A new bike-share program launches in Bhopal, but Indian cyclists still face huge obstacles.  
Young women riding public bikes on a designated bike lane in Bhopal.
Young women riding public bikes on a designated bike lane in Bhopal.Bhopal Smart City Development Corporation Limited

A couple of years ago, starting a public bike-share system seemed a tall order for Bhopal, a city of around 1.7 million in Central India. In 2015, the proposal was met with ample skepticism from politicians, residents, and nonprofits. “In a city where sewerage and supply of drinking water are the major issues, [the Bhopal Municipal Corporation] and the government is busy copying foreign countries,”one politician quipped in The Hindustan Times.

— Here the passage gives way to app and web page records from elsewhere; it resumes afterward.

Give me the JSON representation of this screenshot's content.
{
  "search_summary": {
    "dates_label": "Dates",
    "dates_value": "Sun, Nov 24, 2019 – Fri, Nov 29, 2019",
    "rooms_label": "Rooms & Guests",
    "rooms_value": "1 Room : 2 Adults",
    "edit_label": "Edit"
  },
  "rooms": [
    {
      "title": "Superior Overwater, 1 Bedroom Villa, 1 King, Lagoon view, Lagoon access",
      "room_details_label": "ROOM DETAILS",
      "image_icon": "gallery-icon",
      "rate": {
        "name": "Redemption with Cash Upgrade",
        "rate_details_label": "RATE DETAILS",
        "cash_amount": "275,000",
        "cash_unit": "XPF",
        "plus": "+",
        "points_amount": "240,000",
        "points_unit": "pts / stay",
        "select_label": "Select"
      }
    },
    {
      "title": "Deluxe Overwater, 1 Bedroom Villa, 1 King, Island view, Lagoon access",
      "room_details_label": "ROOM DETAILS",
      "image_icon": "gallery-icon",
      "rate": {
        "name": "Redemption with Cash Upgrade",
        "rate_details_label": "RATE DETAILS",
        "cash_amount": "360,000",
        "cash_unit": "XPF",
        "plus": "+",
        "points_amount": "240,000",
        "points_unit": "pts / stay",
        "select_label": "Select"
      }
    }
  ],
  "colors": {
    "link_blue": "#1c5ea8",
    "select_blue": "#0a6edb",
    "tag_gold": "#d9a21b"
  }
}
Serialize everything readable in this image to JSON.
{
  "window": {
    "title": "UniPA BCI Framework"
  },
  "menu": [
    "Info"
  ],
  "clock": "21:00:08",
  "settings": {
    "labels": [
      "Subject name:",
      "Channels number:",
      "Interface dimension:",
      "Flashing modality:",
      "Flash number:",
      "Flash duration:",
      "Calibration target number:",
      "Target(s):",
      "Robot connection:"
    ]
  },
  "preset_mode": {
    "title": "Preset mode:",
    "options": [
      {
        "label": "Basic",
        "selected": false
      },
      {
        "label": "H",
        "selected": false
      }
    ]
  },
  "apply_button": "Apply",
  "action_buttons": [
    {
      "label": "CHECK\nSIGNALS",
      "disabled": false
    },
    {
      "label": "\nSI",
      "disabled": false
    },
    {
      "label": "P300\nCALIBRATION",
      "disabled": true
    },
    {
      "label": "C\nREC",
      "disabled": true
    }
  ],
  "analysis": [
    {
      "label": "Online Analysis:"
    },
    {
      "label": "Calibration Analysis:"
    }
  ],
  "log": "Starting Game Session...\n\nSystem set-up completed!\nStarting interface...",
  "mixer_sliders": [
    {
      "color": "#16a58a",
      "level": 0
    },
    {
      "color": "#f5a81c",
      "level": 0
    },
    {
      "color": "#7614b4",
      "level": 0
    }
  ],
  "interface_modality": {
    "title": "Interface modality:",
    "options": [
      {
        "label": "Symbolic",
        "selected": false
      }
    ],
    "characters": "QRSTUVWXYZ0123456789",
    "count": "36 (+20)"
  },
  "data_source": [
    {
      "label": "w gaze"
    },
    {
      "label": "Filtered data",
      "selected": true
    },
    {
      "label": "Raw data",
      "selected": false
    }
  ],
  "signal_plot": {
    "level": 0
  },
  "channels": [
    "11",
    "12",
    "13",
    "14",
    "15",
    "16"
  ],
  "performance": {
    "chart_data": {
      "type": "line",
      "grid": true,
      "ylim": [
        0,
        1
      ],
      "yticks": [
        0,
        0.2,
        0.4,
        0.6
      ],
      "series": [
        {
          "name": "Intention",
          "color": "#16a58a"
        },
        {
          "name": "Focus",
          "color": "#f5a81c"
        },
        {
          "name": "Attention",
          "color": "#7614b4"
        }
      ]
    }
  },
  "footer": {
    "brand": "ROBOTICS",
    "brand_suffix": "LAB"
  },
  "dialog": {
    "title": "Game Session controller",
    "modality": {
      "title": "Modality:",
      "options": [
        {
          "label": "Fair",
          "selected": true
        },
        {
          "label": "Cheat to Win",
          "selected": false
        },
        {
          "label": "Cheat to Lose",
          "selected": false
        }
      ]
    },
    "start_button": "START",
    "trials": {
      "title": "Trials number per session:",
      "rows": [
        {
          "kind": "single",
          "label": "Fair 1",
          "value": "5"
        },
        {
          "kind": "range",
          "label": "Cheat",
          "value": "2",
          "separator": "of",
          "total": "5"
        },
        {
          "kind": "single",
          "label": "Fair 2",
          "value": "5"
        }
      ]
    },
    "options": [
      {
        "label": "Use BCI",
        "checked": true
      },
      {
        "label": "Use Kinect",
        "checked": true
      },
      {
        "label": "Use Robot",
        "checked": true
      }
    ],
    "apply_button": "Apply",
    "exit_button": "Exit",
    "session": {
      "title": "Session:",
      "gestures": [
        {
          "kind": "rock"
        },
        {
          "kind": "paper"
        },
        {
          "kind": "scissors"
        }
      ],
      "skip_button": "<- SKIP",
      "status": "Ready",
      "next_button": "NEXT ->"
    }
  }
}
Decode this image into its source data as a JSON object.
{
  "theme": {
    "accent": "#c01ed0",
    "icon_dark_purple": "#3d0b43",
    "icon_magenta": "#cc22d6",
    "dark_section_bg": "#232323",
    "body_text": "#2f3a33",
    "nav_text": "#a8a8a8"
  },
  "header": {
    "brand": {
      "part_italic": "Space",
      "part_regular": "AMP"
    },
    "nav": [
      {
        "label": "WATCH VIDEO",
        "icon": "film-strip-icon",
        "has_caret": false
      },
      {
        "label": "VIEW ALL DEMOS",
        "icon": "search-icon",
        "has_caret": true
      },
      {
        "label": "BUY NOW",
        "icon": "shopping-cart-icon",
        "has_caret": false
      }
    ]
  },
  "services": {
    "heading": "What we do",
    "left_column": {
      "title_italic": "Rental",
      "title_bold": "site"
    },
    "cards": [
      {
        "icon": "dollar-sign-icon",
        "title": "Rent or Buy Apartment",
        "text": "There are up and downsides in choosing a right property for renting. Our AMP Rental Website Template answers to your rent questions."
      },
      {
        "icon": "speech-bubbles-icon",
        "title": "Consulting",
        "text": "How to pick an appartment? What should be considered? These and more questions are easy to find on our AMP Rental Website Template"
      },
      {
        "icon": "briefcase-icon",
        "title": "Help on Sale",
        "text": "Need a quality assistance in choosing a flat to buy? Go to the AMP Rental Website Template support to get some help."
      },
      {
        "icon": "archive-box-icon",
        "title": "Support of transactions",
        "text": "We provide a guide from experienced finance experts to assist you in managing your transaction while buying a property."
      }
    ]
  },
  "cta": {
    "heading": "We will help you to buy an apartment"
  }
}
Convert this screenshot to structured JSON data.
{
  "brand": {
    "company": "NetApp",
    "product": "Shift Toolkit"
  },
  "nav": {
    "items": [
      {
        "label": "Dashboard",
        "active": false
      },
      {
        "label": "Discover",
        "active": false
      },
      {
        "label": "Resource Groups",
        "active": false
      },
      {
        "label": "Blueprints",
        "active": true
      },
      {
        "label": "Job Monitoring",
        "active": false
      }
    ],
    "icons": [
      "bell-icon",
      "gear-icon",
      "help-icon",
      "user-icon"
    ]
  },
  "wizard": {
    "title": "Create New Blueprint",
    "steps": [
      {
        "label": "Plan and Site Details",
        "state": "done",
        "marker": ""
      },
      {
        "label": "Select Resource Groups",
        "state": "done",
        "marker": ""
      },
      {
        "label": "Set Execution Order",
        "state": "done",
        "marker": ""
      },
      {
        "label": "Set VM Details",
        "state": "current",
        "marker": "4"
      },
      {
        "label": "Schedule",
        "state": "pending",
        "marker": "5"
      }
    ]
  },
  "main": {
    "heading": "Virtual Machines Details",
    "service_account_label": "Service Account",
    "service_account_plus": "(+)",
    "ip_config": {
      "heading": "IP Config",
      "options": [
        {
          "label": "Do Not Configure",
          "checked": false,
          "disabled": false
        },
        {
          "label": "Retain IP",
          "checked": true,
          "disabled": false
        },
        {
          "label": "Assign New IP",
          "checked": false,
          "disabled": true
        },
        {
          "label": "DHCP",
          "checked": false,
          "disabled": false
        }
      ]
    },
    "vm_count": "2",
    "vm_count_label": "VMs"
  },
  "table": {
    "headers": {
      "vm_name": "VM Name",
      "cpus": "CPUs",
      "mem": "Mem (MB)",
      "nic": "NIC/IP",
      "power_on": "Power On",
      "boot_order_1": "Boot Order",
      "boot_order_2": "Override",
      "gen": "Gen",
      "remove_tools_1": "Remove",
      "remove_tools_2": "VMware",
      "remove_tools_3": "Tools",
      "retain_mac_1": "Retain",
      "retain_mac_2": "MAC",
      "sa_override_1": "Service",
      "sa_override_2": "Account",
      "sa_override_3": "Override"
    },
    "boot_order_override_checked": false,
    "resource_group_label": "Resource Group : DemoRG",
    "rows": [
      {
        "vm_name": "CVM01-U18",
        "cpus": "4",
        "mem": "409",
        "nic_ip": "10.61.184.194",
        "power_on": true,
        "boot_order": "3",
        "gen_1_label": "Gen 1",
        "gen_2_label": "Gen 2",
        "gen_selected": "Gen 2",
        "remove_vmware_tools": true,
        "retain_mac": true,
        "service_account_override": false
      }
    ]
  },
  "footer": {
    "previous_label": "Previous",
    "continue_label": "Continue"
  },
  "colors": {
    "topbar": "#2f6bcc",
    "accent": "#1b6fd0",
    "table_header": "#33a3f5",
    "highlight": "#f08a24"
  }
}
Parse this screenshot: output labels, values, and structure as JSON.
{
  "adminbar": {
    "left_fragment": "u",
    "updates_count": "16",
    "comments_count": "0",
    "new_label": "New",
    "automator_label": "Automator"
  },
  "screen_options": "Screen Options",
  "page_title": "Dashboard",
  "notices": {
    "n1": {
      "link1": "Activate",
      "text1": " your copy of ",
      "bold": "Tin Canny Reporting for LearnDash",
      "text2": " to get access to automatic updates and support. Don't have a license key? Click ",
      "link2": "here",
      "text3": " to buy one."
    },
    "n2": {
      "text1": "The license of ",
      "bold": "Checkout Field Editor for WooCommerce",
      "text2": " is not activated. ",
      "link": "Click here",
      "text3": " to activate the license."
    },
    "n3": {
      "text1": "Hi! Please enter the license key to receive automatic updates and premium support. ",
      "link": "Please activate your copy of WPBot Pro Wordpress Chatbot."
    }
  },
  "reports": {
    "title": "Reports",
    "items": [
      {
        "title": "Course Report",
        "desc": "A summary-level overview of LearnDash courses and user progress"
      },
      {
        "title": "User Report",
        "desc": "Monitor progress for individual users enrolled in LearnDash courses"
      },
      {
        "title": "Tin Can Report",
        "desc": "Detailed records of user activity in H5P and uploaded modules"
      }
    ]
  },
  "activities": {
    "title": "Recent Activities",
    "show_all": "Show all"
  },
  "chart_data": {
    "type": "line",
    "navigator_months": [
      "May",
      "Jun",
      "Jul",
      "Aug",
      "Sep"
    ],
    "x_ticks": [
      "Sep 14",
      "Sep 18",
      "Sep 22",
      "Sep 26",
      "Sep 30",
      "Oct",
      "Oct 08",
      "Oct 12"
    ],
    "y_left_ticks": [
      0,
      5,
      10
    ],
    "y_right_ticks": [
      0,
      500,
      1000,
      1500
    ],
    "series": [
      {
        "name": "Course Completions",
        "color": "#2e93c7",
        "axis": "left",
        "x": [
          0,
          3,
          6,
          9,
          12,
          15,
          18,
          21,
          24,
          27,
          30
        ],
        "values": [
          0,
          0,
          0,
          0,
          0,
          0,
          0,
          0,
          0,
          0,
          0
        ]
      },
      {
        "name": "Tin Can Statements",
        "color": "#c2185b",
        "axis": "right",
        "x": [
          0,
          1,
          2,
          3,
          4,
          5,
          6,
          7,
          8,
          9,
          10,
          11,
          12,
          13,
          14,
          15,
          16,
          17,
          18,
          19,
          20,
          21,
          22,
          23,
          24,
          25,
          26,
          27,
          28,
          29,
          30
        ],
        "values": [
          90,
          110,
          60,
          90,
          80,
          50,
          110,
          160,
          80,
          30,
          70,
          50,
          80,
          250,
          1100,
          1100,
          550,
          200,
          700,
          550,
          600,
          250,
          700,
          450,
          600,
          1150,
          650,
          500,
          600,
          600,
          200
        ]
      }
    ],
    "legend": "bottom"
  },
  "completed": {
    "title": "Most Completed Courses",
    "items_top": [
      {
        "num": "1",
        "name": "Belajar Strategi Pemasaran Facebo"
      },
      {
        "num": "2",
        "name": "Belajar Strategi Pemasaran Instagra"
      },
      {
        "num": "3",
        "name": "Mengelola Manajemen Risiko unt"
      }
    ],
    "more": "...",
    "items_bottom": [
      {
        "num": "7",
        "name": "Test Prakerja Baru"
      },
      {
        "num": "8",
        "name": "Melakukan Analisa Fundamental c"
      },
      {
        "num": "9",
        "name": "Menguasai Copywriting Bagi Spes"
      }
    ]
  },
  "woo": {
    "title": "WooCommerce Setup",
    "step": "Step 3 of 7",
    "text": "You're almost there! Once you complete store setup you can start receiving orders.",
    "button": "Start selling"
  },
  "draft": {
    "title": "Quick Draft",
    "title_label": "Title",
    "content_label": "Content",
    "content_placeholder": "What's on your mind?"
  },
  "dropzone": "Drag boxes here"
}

This June, the same city kicked off India’s first fully-automated, fully integrated public bike-share system—and it’s off to a pretty good start. Within 15 days of its inauguration, around 10,000 people signed up—entirely on mobile. Over half were women. On weekends, especially, the usage has been high, particularly among youth and families. And already, requests are coming in to have more bike share docks in neighborhoods that don’t currently have them.